Lebanon: CPJ alarmed by attacks on pro-government media
|Publisher||Committee to Protect Journalists|
|Publication Date||9 May 2008|
|Cite as||Committee to Protect Journalists, Lebanon: CPJ alarmed by attacks on pro-government media, 9 May 2008, available at: http://www.refworld.org/docid/48358a948.html [accessed 17 September 2014]|
|Disclaimer||This is not a UNHCR publication. UNHCR is not responsible for, nor does it necessarily endorse, its content. Any views expressed are solely those of the author or publisher and do not necessarily reflect those of UNHCR, the United Nations or its Member States.|
New York, May 9, 2008 – The Committee to Protect Journalists denounces a series of threats and attacks carried out today by the Lebanese Shiite group Hezbollah and its allies against pro-government news outlets in the Lebanese capital, Beirut.
In separate incidents on Friday, Hezbollah gunmen and allied opposition groups attacked and threatened offices belonging to the Future media group owned by Saad Hariri, leader of parliament's U.S.-backed governing coalition.
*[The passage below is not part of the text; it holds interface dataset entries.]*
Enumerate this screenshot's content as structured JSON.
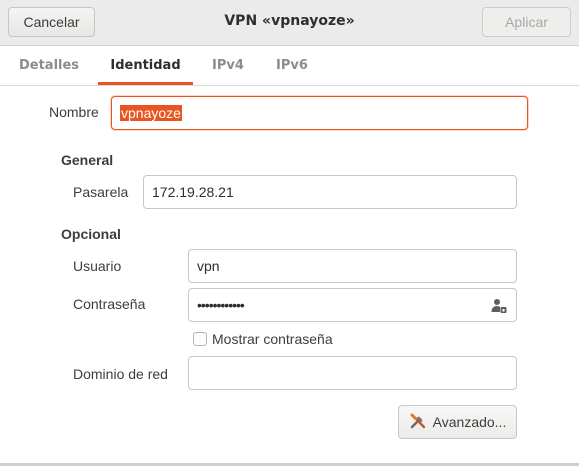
{
  "header": {
    "cancel_label": "Cancelar",
    "title": "VPN «vpnayoze»",
    "apply_label": "Aplicar"
  },
  "tabs": [
    {
      "label": "Detalles",
      "active": false
    },
    {
      "label": "Identidad",
      "active": true
    },
    {
      "label": "IPv4",
      "active": false
    },
    {
      "label": "IPv6",
      "active": false
    }
  ],
  "form": {
    "name_label": "Nombre",
    "name_value": "vpnayoze",
    "general_heading": "General",
    "gateway_label": "Pasarela",
    "gateway_value": "172.19.28.21",
    "optional_heading": "Opcional",
    "user_label": "Usuario",
    "user_value": "vpn",
    "password_label": "Contraseña",
    "password_value": "••••••••••••",
    "password_icon": "user-password-icon",
    "show_password_label": "Mostrar contraseña",
    "show_password_checked": false,
    "domain_label": "Dominio de red",
    "domain_value": "",
    "advanced_label": "Avanzado...",
    "advanced_icon": "tools-icon"
  },
  "colors": {
    "accent": "#e95420",
    "header_bg": "#ebebeb"
  }
}
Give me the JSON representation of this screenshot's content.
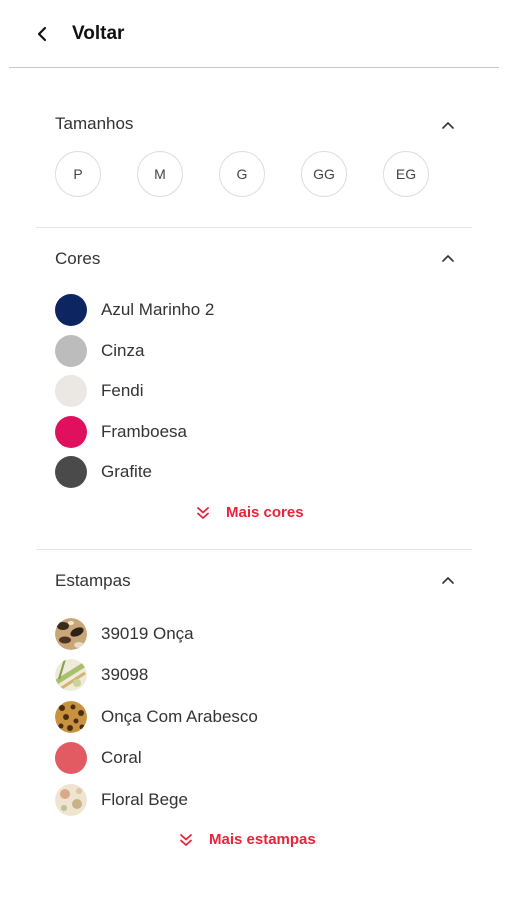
{
  "header": {
    "back_label": "Voltar"
  },
  "sizes_section": {
    "title": "Tamanhos",
    "sizes": [
      "P",
      "M",
      "G",
      "GG",
      "EG"
    ]
  },
  "colors_section": {
    "title": "Cores",
    "items": [
      {
        "label": "Azul Marinho 2",
        "color": "#0d2561"
      },
      {
        "label": "Cinza",
        "color": "#bcbcbc"
      },
      {
        "label": "Fendi",
        "color": "#ebe7e3"
      },
      {
        "label": "Framboesa",
        "color": "#e0105f"
      },
      {
        "label": "Grafite",
        "color": "#4a4a4a"
      }
    ],
    "more_label": "Mais cores"
  },
  "prints_section": {
    "title": "Estampas",
    "items": [
      {
        "label": "39019 Onça"
      },
      {
        "label": "39098"
      },
      {
        "label": "Onça Com Arabesco"
      },
      {
        "label": "Coral"
      },
      {
        "label": "Floral Bege"
      }
    ],
    "more_label": "Mais estampas"
  },
  "colors": {
    "accent": "#e8233a"
  }
}
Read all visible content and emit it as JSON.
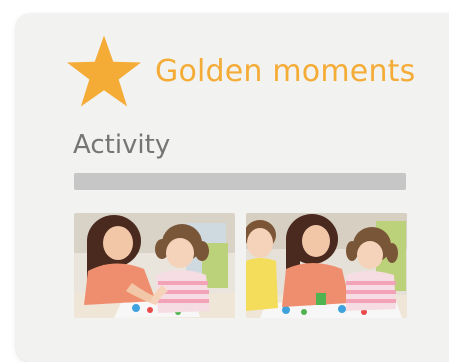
{
  "header": {
    "icon": "star-icon",
    "title": "Golden moments"
  },
  "activity": {
    "label": "Activity",
    "progress": 0
  },
  "photos": [
    {
      "icon": "photo-mother-daughter-painting"
    },
    {
      "icon": "photo-mother-two-children-painting"
    }
  ],
  "colors": {
    "accent": "#f4ac37",
    "label_text": "#757575",
    "card_background": "#f2f2f1",
    "progress_track": "#c6c6c6"
  }
}
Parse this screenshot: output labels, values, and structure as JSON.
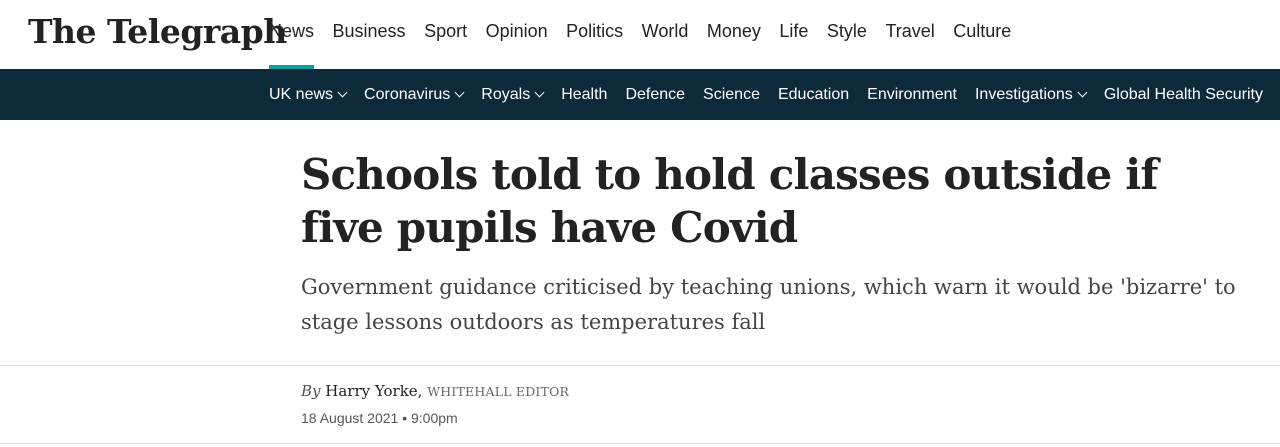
{
  "header": {
    "logo": "The Telegraph",
    "primary_nav": [
      {
        "label": "News",
        "active": true
      },
      {
        "label": "Business"
      },
      {
        "label": "Sport"
      },
      {
        "label": "Opinion"
      },
      {
        "label": "Politics"
      },
      {
        "label": "World"
      },
      {
        "label": "Money"
      },
      {
        "label": "Life"
      },
      {
        "label": "Style"
      },
      {
        "label": "Travel"
      },
      {
        "label": "Culture"
      }
    ],
    "secondary_nav": [
      {
        "label": "UK news",
        "dropdown": true
      },
      {
        "label": "Coronavirus",
        "dropdown": true
      },
      {
        "label": "Royals",
        "dropdown": true
      },
      {
        "label": "Health"
      },
      {
        "label": "Defence"
      },
      {
        "label": "Science"
      },
      {
        "label": "Education"
      },
      {
        "label": "Environment"
      },
      {
        "label": "Investigations",
        "dropdown": true
      },
      {
        "label": "Global Health Security"
      }
    ]
  },
  "article": {
    "headline": "Schools told to hold classes outside if five pupils have Covid",
    "standfirst": "Government guidance criticised by teaching unions, which warn it would be 'bizarre' to stage lessons outdoors as temperatures fall",
    "byline": {
      "prefix": "By",
      "author": "Harry Yorke,",
      "role": "WHITEHALL EDITOR"
    },
    "date": "18 August 2021 • 9:00pm"
  },
  "colors": {
    "active_underline": "#05a39b",
    "secondary_nav_bg": "#0d2a3a"
  }
}
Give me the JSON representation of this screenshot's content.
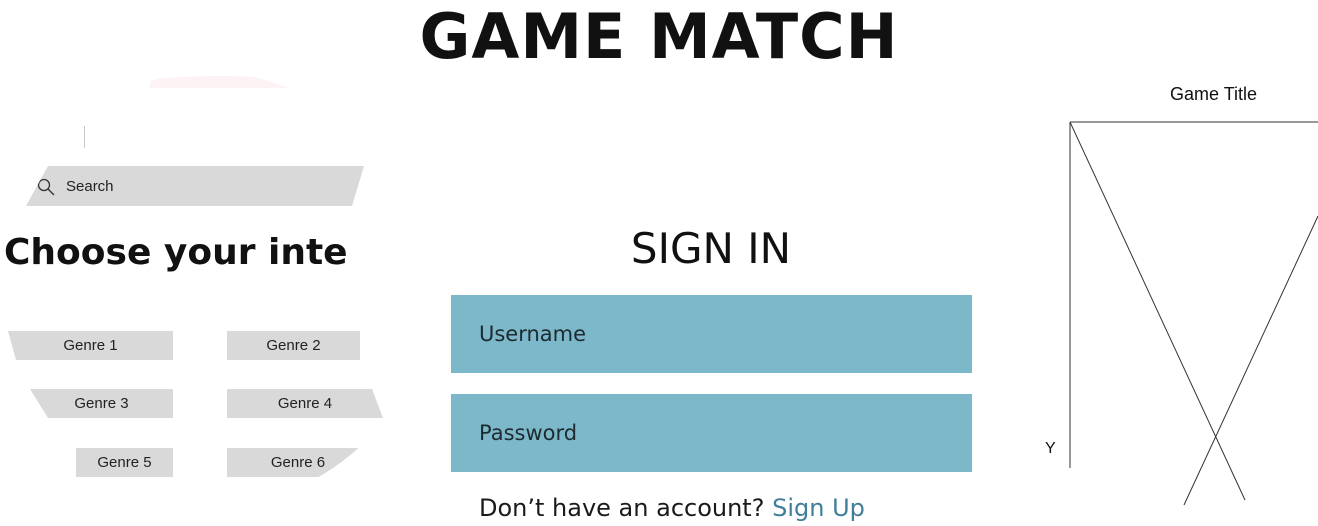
{
  "header": {
    "title": "GAME MATCH"
  },
  "interests_panel": {
    "search_placeholder": "Search",
    "heading": "Choose your interes",
    "genres": [
      "Genre 1",
      "Genre 2",
      "Genre 3",
      "Genre 4",
      "Genre 5",
      "Genre 6"
    ]
  },
  "signin": {
    "title": "SIGN IN",
    "username_label": "Username",
    "password_label": "Password",
    "no_account_text": "Don’t have an account?",
    "signup_link": "Sign Up"
  },
  "game_panel": {
    "title": "Game Title",
    "axis_label": "Y"
  },
  "colors": {
    "field_background": "#7cb8c9",
    "link": "#3f7f99",
    "chip_background": "#d9d9d9"
  },
  "icons": [
    "search-icon"
  ]
}
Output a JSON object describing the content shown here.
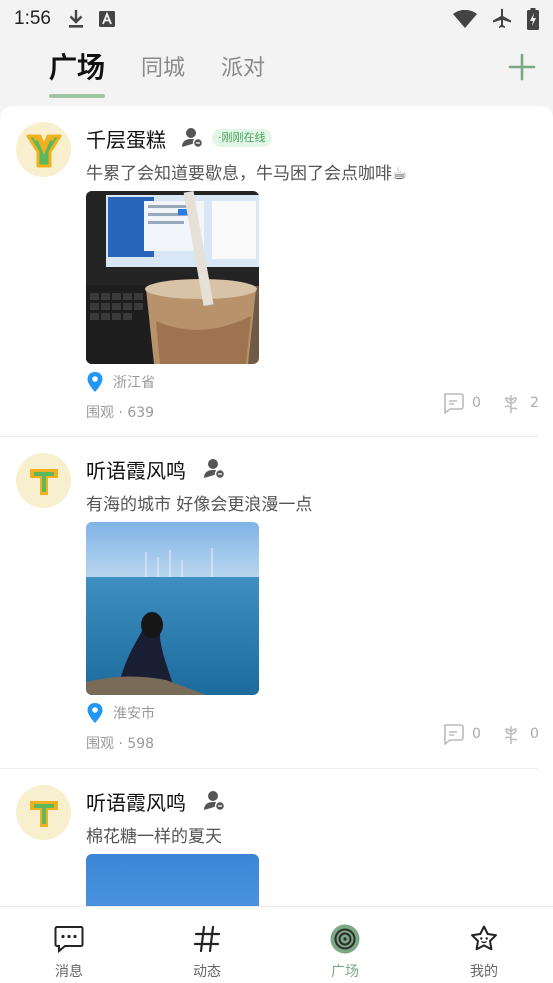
{
  "status_bar": {
    "time": "1:56",
    "left_icons": [
      "download-icon",
      "a-box-icon"
    ],
    "right_icons": [
      "wifi-icon",
      "airplane-icon",
      "battery-charging-icon"
    ]
  },
  "tabs": [
    {
      "label": "广场",
      "active": true
    },
    {
      "label": "同城",
      "active": false
    },
    {
      "label": "派对",
      "active": false
    }
  ],
  "colors": {
    "accent": "#7aa884",
    "online_badge_bg": "#e3f5e6",
    "online_badge_text": "#45a35a",
    "location_pin": "#2196f3"
  },
  "posts": [
    {
      "username": "千层蛋糕",
      "online_badge": "·刚刚在线",
      "text": "牛累了会知道要歇息，牛马困了会点咖啡☕",
      "image": "iced-coffee-photo",
      "location": "浙江省",
      "views": "围观 · 639",
      "comments": "0",
      "likes": "2"
    },
    {
      "username": "听语霞风鸣",
      "online_badge": "",
      "text": "有海的城市 好像会更浪漫一点",
      "image": "sea-photo",
      "location": "淮安市",
      "views": "围观 · 598",
      "comments": "0",
      "likes": "0"
    },
    {
      "username": "听语霞风鸣",
      "online_badge": "",
      "text": "棉花糖一样的夏天",
      "image": "sky-photo"
    }
  ],
  "bottom_nav": [
    {
      "label": "消息",
      "icon": "message-icon",
      "active": false
    },
    {
      "label": "动态",
      "icon": "hashtag-icon",
      "active": false
    },
    {
      "label": "广场",
      "icon": "plaza-spiral-icon",
      "active": true
    },
    {
      "label": "我的",
      "icon": "star-face-icon",
      "active": false
    }
  ]
}
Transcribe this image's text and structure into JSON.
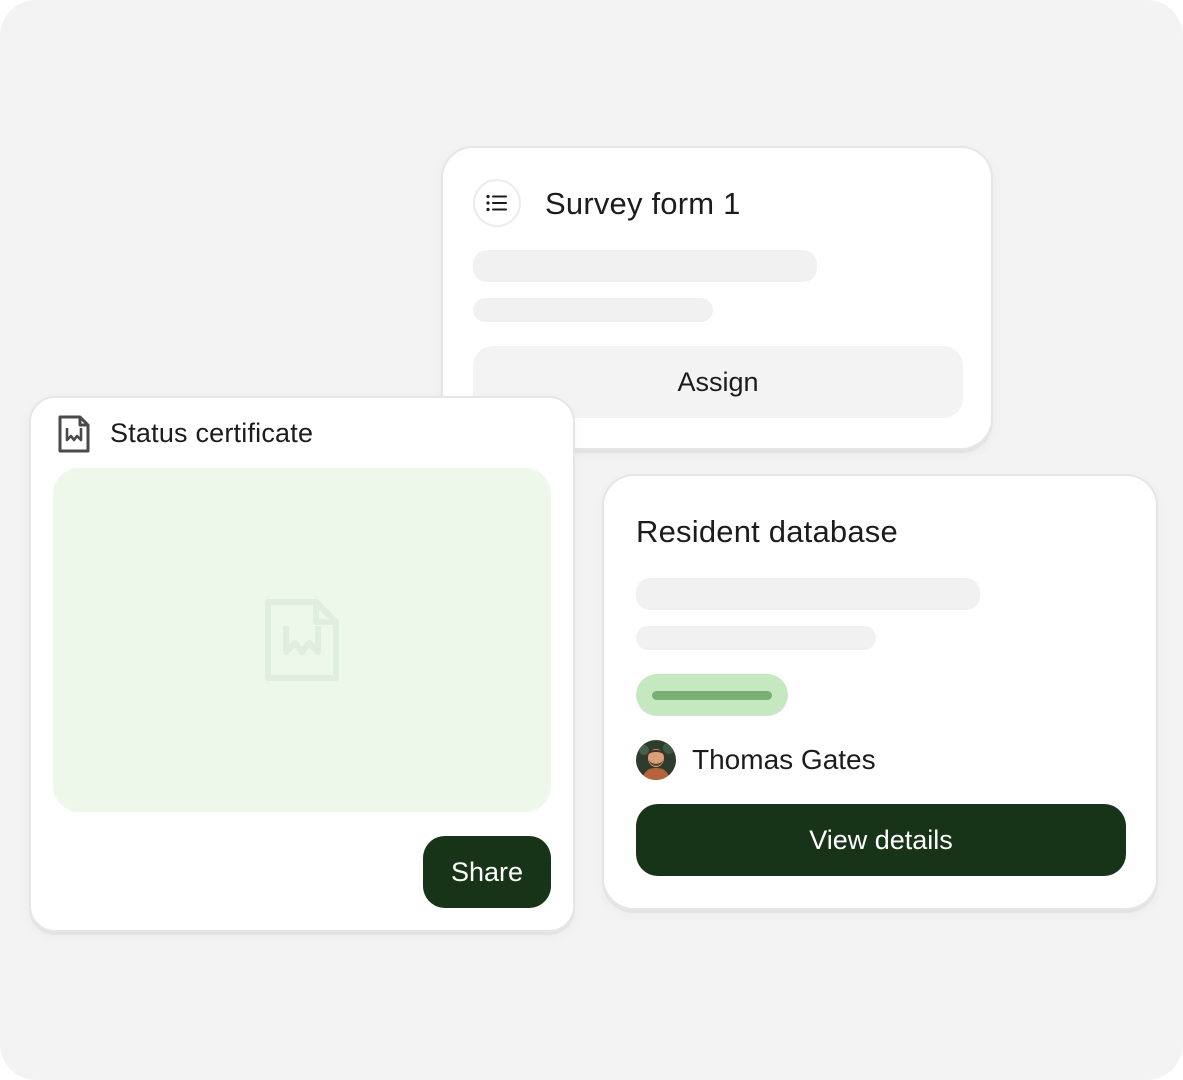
{
  "survey_card": {
    "title": "Survey form 1",
    "icon": "list-icon",
    "assign_label": "Assign"
  },
  "certificate_card": {
    "title": "Status certificate",
    "icon": "word-document-icon",
    "preview_icon": "word-document-icon",
    "share_label": "Share"
  },
  "resident_card": {
    "title": "Resident database",
    "person_name": "Thomas Gates",
    "view_label": "View details"
  },
  "colors": {
    "background": "#f3f3f3",
    "primary_button": "#173418",
    "preview_fill": "#eef8ea",
    "tag_fill": "#c5e8c0",
    "tag_bar": "#7aaf76"
  }
}
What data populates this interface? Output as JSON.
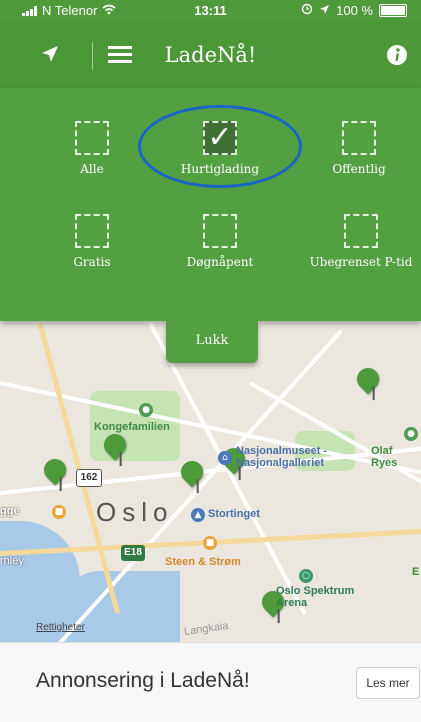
{
  "status_bar": {
    "carrier": "N Telenor",
    "time": "13:11",
    "battery": "100 %"
  },
  "nav": {
    "title": "LadeNå!",
    "icons": [
      "location-arrow-icon",
      "menu-icon",
      "info-icon"
    ]
  },
  "filters": {
    "options": [
      {
        "label": "Alle",
        "checked": false
      },
      {
        "label": "Hurtiglading",
        "checked": true
      },
      {
        "label": "Offentlig",
        "checked": false
      },
      {
        "label": "Gratis",
        "checked": false
      },
      {
        "label": "Døgnåpent",
        "checked": false
      },
      {
        "label": "Ubegrenset P-tid",
        "checked": false
      }
    ],
    "check_glyph": "✓",
    "close_label": "Lukk",
    "highlight_color": "#1a66c8"
  },
  "map": {
    "labels": {
      "kongefamilien": "Kongefamilien",
      "nasjonalmuseet": "Nasjonalmuseet - Nasjonalgalleriet",
      "olaf_ryes": "Olaf Ryes",
      "oslo": "Oslo",
      "stortinget": "Stortinget",
      "steen": "Steen & Strøm",
      "spektrum": "Oslo Spektrum Arena",
      "road_162": "162",
      "road_e18": "E18",
      "langkaia": "Langkaia",
      "gge": "gge",
      "rnley": "rnley",
      "e": "E"
    },
    "legal": "Rettigheter"
  },
  "ad": {
    "text": "Annonsering i LadeNå!",
    "button": "Les mer"
  },
  "colors": {
    "green": "#4c9838",
    "panel": "#53a043",
    "pin": "#4d9a3a"
  }
}
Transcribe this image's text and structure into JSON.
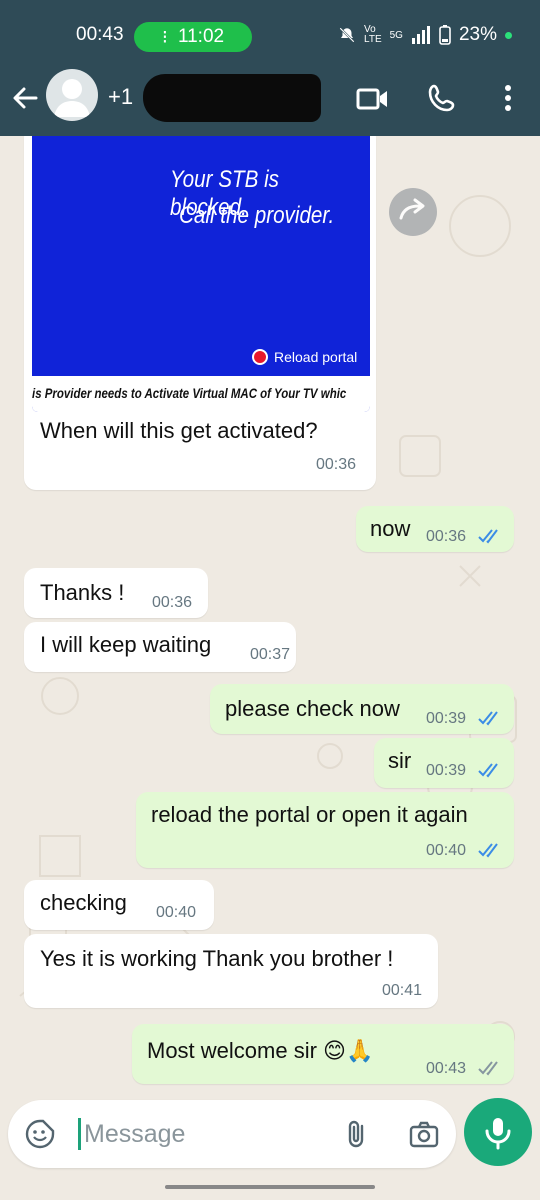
{
  "status_bar": {
    "time": "00:43",
    "call_timer": "11:02",
    "network": "5G",
    "battery": "23%"
  },
  "header": {
    "contact_prefix": "+1",
    "icons": [
      "back-arrow-icon",
      "avatar",
      "video-call-icon",
      "phone-icon",
      "more-icon"
    ]
  },
  "media_message": {
    "image_text_line1": "Your STB is blocked.",
    "image_text_line2": "Call the provider.",
    "image_button": "Reload portal",
    "image_caption": "is Provider needs to Activate Virtual MAC of Your TV whic",
    "text": "When will this get activated?",
    "time": "00:36"
  },
  "messages": [
    {
      "dir": "out",
      "text": "now",
      "time": "00:36",
      "status": "read"
    },
    {
      "dir": "in",
      "text": "Thanks !",
      "time": "00:36"
    },
    {
      "dir": "in",
      "text": "I will keep waiting",
      "time": "00:37"
    },
    {
      "dir": "out",
      "text": "please check now",
      "time": "00:39",
      "status": "read"
    },
    {
      "dir": "out",
      "text": "sir",
      "time": "00:39",
      "status": "read"
    },
    {
      "dir": "out",
      "text": "reload the portal or open it again",
      "time": "00:40",
      "status": "read"
    },
    {
      "dir": "in",
      "text": "checking",
      "time": "00:40"
    },
    {
      "dir": "in",
      "text": "Yes it is working Thank you brother !",
      "time": "00:41"
    },
    {
      "dir": "out",
      "text": "Most welcome sir 😊🙏",
      "time": "00:43",
      "status": "delivered"
    }
  ],
  "input": {
    "placeholder": "Message"
  },
  "colors": {
    "header_bg": "#2f4b57",
    "outgoing_bubble": "#e3f9d4",
    "incoming_bubble": "#ffffff",
    "chat_bg": "#efeae2",
    "read_tick": "#3b8ce6",
    "accent_green": "#1aa97a",
    "call_pill": "#1fbf4b"
  }
}
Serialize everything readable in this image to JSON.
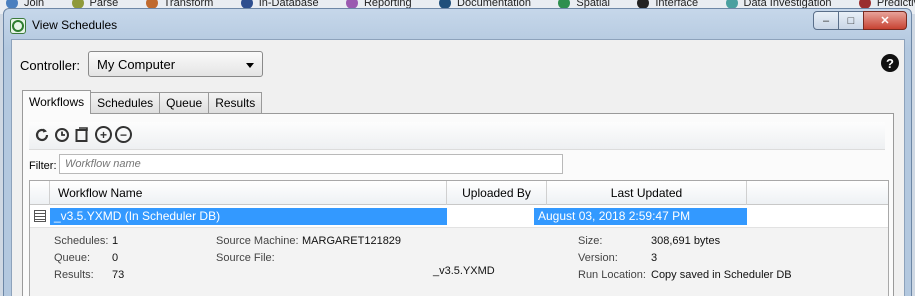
{
  "background_toolbar": {
    "tabs": [
      {
        "label": "Join",
        "color": "#4a7fbf"
      },
      {
        "label": "Parse",
        "color": "#8f9a3a"
      },
      {
        "label": "Transform",
        "color": "#c06a2e"
      },
      {
        "label": "In-Database",
        "color": "#2e4f8f"
      },
      {
        "label": "Reporting",
        "color": "#9a5ab0"
      },
      {
        "label": "Documentation",
        "color": "#1f4f7a"
      },
      {
        "label": "Spatial",
        "color": "#2f8f4f"
      },
      {
        "label": "Interface",
        "color": "#222222"
      },
      {
        "label": "Data Investigation",
        "color": "#4aa0a0"
      },
      {
        "label": "Predictive",
        "color": "#9a2e2e"
      }
    ]
  },
  "window": {
    "title": "View Schedules",
    "buttons": {
      "minimize": "–",
      "maximize": "□",
      "close": "✕"
    }
  },
  "controller": {
    "label": "Controller:",
    "selected": "My Computer"
  },
  "tabs": [
    {
      "label": "Workflows",
      "active": true
    },
    {
      "label": "Schedules",
      "active": false
    },
    {
      "label": "Queue",
      "active": false
    },
    {
      "label": "Results",
      "active": false
    }
  ],
  "toolbar": {
    "icons": [
      "refresh-icon",
      "schedule-icon",
      "edit-icon",
      "add-icon",
      "remove-icon"
    ]
  },
  "filter": {
    "label": "Filter:",
    "placeholder": "Workflow name",
    "value": ""
  },
  "grid": {
    "columns": [
      "Workflow Name",
      "Uploaded By",
      "Last Updated"
    ],
    "rows": [
      {
        "workflow_name": "_v3.5.YXMD (In Scheduler DB)",
        "uploaded_by": "",
        "last_updated": "August 03, 2018 2:59:47 PM"
      }
    ]
  },
  "details": {
    "schedules_label": "Schedules:",
    "schedules_value": "1",
    "queue_label": "Queue:",
    "queue_value": "0",
    "results_label": "Results:",
    "results_value": "73",
    "source_machine_label": "Source Machine:",
    "source_machine_value": "MARGARET121829",
    "source_file_label": "Source File:",
    "source_file_value": "_v3.5.YXMD",
    "size_label": "Size:",
    "size_value": "308,691 bytes",
    "version_label": "Version:",
    "version_value": "3",
    "run_location_label": "Run Location:",
    "run_location_value": "Copy saved in Scheduler DB"
  }
}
Future TV's terrestrial and satellite broadcasts, along with broadcasts from its Radio Orient, were halted after Hezbollah gunmen threatened staff at a Future office in the Qoreitem section, a senior staff member told CPJ. "We were told that if we don't stop broadcasting [Hezbollah] would set fire to the building," the source said. The Lebanese army subsequently advised the staff to comply, the source said.
Also Friday, loyalists from the antigovernment Lebanese Syrian Nationalist Party set fire to a Future TV building in Beirut's Raouche area, according to international news reports. Reuters reported that thick clouds were seen rising from the building. The Associated Press reported that Hezbollah gunmen set fire to the offices of the Hariri-owned Al-Mustaqbal daily in Beirut's Ramlet al-Bayda neighborhood.
"We call on Hezbollah fighters to end this campaign of intimidation and censorship aimed at the government-allied media." said CPJ Executive Director Joel Simon.
The attacks came as Hezbollah and its armed allies seized control of Sunni Muslim-dominated West Beirut following three days of clashes with pro-government forces that have killed at least 11 people and injured dozens. The fighting was triggered mainly by a government decision to close down Hezbollah's telephone network. Throughout the fighting, Lebanon's factionalized media have displayed heavy partisanship, according to journalists.